- **EXERCISE**
Find the lines holding the string "Heartbeat" in the data, then copy all of them.

THE INPUT START

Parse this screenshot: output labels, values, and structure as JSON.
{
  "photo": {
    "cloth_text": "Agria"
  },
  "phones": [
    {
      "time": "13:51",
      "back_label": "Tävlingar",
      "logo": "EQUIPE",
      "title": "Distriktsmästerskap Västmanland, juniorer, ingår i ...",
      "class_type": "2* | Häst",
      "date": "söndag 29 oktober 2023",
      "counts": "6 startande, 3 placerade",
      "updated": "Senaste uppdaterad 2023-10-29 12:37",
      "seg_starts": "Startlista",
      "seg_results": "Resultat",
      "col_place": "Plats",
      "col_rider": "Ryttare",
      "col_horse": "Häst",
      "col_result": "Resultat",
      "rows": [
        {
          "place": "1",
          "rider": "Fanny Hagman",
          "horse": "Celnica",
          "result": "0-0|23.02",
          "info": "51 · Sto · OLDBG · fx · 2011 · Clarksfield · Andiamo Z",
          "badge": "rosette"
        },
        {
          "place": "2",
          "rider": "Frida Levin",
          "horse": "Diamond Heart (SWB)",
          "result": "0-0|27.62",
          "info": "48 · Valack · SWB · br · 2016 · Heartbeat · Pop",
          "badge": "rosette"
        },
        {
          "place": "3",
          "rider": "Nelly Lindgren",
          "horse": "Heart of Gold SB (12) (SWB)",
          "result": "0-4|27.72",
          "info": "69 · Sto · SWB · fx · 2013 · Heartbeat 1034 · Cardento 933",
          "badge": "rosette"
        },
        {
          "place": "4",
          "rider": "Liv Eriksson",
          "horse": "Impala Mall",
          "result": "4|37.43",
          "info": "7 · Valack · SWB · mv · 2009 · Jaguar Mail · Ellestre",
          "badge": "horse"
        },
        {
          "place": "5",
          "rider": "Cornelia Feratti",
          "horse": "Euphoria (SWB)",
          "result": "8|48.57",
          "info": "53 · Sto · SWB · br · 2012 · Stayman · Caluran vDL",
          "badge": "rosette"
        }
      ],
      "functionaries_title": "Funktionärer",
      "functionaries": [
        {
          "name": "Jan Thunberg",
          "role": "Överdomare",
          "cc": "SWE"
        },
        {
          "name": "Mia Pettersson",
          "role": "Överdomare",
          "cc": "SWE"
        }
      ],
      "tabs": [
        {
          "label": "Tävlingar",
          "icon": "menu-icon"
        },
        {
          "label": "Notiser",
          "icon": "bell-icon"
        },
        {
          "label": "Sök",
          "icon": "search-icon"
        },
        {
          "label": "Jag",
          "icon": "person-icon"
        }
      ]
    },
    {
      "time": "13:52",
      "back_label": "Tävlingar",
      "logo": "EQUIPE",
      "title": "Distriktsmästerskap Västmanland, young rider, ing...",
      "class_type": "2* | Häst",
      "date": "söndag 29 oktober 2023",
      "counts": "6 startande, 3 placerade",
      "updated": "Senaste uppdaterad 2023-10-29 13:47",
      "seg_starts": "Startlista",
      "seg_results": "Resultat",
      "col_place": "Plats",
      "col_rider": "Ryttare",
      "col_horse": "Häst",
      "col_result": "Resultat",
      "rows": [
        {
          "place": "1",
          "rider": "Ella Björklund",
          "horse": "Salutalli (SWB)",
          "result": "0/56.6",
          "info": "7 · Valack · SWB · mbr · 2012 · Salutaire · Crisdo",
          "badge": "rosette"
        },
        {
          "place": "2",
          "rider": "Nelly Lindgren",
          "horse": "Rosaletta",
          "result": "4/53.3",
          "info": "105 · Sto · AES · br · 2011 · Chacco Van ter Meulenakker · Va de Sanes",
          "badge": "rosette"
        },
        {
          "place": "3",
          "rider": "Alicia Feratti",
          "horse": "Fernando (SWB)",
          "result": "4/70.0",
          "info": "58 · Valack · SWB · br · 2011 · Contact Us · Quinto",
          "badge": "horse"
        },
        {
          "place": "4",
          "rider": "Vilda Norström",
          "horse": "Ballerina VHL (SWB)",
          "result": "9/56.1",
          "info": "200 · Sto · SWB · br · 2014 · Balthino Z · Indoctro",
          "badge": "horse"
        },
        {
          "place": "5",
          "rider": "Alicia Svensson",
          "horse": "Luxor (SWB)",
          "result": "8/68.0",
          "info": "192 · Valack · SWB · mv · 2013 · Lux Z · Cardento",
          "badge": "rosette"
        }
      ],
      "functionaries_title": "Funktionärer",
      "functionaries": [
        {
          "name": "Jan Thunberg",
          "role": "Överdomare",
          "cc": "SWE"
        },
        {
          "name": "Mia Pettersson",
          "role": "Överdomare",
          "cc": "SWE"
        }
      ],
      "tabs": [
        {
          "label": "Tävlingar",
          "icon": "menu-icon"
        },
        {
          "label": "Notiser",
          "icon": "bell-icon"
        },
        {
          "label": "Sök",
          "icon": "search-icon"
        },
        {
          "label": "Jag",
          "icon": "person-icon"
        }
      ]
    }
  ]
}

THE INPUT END

- **SOLUTION TO THIS TASK**
          "info": "48 · Valack · SWB · br · 2016 · Heartbeat · Pop",
          "info": "69 · Sto · SWB · fx · 2013 · Heartbeat 1034 · Cardento 933",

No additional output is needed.